Article Courtesy of The Villages News
By Larry D. Croom
Published November 24, 2019


Two of the highly popular annual Christmas tree lighting ceremonies in Florida’s Friendliest Hometown this year won’t offer equal access for all Villagers.

That’s because The Villages Entertainment Department is pushing residents to purchase “VIP Experience” tickets for an “extra festive time” at the annual holiday celebrations at Lake Sumter Landing Market Square and Brownwood Paddock Square. The tree lighting event at Spanish Springs Town Square, located near the Historic Side of the community and inhabited by a largely older population, apparently isn’t offering the pay-to-view seating option.

The concept of selling specialized treatment at holiday events first surfaced this past July 4 at Brownwood. The tree-lighting shows are following that model, with tickets offered for $50 per person, $80 per couple and $225 for a table for six. Those purchasing the “VIP Experience” are being promised two free drink tickets, appetizers provided by a yet-unnamed vendor and access to a VIP tent and cash bar, as well as reserved seating and “direct access into the square.”

The tree lighting events will be held Saturday, Nov. 30 at Brownwood; Monday, Dec. 2 at Spanish Springs and Thursday, Dec. 5 at Lake Sumter Landing. Each will last from 4-9 p.m. The Entertainment Department also lists three charities connected to the events – Ronald McDonald House, Lake Sumter Children’s Advocacy Center and Operation Shoebox – but it’s unclear how each will benefit and how much money they will receive.

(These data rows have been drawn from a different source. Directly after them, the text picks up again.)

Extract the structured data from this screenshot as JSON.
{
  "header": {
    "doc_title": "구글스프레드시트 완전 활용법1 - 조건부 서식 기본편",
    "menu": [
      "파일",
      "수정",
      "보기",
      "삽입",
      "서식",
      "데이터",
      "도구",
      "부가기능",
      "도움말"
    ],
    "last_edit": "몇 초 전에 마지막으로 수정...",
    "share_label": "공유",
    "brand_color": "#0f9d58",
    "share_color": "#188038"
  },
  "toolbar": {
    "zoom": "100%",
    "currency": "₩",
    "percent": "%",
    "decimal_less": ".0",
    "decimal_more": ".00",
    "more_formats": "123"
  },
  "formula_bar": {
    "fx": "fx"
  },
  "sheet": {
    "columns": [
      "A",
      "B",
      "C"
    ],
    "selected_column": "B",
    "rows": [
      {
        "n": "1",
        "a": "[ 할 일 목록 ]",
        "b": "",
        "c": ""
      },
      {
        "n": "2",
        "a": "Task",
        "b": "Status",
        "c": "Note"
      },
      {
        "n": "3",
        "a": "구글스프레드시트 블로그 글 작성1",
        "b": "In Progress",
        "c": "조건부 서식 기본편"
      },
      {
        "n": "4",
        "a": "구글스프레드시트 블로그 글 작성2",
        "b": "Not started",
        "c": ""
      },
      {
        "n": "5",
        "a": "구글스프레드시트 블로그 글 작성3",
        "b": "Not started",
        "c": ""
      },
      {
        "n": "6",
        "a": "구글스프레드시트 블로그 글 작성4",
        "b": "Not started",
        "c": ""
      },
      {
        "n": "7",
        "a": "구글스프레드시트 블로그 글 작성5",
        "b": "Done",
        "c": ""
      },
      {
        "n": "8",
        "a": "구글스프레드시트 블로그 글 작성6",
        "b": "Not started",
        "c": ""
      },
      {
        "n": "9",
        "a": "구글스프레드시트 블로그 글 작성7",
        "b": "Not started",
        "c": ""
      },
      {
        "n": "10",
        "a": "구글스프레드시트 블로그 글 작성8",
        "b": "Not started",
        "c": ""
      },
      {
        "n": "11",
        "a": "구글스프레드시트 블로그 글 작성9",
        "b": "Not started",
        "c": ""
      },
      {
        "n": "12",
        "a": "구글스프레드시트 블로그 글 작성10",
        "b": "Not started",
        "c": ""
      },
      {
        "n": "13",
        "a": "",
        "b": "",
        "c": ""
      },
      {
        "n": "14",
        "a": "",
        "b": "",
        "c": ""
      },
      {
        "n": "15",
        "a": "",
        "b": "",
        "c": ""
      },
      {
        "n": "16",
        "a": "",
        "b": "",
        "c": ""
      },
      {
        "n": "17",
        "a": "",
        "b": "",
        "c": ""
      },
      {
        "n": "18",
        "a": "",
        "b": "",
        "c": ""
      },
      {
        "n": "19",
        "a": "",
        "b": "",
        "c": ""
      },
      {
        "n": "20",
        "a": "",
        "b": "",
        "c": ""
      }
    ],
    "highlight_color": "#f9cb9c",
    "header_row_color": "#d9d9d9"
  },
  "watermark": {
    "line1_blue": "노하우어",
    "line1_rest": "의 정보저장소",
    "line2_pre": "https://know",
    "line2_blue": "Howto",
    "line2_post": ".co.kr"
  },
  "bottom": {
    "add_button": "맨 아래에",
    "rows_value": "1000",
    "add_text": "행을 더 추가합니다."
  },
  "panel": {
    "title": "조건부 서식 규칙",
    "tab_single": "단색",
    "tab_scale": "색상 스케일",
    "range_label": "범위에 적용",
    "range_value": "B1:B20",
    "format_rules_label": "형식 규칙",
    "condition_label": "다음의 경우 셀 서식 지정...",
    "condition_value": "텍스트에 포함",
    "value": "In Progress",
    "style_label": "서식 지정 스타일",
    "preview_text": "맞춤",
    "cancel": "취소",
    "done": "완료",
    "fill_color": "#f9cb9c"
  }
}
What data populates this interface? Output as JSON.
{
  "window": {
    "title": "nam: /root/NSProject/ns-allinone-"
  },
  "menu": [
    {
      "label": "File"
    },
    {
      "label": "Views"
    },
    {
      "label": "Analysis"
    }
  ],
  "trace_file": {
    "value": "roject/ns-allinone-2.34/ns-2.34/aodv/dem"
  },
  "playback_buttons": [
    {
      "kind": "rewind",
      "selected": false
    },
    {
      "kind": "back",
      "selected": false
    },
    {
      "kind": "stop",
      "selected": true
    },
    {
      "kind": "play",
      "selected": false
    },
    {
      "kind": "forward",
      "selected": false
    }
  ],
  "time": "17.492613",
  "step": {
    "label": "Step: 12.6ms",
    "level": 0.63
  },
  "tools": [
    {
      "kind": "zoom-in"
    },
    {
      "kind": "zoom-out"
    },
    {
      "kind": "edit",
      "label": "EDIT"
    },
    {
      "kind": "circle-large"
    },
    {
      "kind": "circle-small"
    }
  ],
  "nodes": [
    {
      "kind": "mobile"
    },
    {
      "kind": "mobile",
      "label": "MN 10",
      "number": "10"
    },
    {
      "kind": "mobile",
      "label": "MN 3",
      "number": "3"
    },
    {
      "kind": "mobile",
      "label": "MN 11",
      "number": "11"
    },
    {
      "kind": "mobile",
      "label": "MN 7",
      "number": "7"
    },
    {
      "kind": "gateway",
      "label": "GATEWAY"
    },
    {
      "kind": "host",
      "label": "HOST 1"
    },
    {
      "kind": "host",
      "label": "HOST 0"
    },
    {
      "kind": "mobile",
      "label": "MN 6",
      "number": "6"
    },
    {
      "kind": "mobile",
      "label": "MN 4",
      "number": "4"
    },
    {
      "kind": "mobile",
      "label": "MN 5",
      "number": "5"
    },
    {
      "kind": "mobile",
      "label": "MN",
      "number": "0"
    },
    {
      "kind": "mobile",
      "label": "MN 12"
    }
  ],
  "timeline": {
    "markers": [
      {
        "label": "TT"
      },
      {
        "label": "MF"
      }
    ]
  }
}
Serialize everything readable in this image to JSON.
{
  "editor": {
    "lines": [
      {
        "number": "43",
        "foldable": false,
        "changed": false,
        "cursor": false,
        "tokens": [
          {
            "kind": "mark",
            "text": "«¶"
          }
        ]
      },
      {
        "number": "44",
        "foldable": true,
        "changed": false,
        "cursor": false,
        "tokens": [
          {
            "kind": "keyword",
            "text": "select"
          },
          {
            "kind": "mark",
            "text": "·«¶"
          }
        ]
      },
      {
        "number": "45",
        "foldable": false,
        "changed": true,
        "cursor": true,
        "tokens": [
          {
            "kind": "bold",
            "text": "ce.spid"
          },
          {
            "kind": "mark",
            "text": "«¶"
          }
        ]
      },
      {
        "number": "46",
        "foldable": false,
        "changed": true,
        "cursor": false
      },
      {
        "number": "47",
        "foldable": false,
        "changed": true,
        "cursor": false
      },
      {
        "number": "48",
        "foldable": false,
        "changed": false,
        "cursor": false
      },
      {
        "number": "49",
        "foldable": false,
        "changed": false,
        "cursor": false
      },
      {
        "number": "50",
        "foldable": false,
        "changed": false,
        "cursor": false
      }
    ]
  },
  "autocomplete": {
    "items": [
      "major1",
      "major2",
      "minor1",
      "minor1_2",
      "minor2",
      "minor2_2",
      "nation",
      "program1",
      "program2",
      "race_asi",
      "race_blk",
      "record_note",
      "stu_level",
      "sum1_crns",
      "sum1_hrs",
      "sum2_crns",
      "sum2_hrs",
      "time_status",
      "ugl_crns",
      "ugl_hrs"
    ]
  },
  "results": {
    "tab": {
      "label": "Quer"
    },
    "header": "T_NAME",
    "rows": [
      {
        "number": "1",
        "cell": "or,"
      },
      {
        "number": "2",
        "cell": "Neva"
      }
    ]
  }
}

The gargantuan Christmas tree, covered in thousands of twinkling lights, came to life during a ceremony at Brownwood Paddock Square last December.


The entertainment at each square will include:

  • Brownwood: Blue Stone Circle, WeFlip, The Grinch and Who People, stilt walkers, a photo booth, Santa Claus and a projection light show beginning at 8 p.m.

  • Spanish Springs: Cool Yule Band, The Villages Twirlers and Drum Corps, Aloha O’ Ka Hula, Mystic Jewels Dance Troupe, The Original Villages Belly Dancers and a projector light show.

  • Lake Sumter Landing: Johnny Wild & The Delights, Brown Bag Bass Band, stilt walkers, a recreation boat parade, Santa Claus and a projection light show starting at 8 p.m.

Traditionally, holiday shows in The Villages have followed suit with the philosophy put forth by Villages Founder Harold Schwartz and his son, retirement community guru H. Gary Morse. They preached the concept of creating a “millionaire’s lifestyle on a retirement budget.” And it was often pointed out that it didn’t matter whether Villagers lived in affordable villas or multimillion-dollar homes, or whether they had been high-level executives or blue-collar workers, once they arrived in Florida’s Friendliest Hometown the playing field was equal and it included things like free golf for life on executive courses and free town square entertainment 365 days a year, barring inclement weather.

The choice of Brownwood and Lake Sumter Landing for the pay-to-view holiday shows also raises some concerns because the nightly entertainment at those venues is partially funded through $120,000 provided by the Sumter County Commission. This year’s allotment for the entertainment at the two town squares – Spanish Springs isn’t included because it’s in Lake County – was a $40,000 increase over the previous year.

Several Villagers and other residents weighed on social media sites with their thoughts on the “VIP Experience” offer.

“Please don’t pay for tickets,” wrote Diane Ziemlak. “If there are people who are willing to pay then they will continue to charge. Then there’s the possibility that eventually everyone will have to pay to go on the square.”

Patricia Letterio wrote that she lives in The Villages and already pays her fair share every month.

“There is no way that we should be asked to pay for priority seating,” she said. “This is insulting and it’s definitely not good business for the community.”

Kathy Gittings questioned the charity angle connected to the tree lightings, calling it “just another excuse” to charge for an event that should be free.

“Those who can contribute are becoming a new elite, while those needing to pinch pennies are forgotten,” she said. “When does charity and kindness begin at home?So many Villagers and businesses donate large sums without the recognition of a chair at an event. I prefer that all-inclusive holiday spirit.”

Darlene Rowland offered a different solution.

“We’ll go watch the tree lighting in Ocala,” she said. “There are other trees to watch.”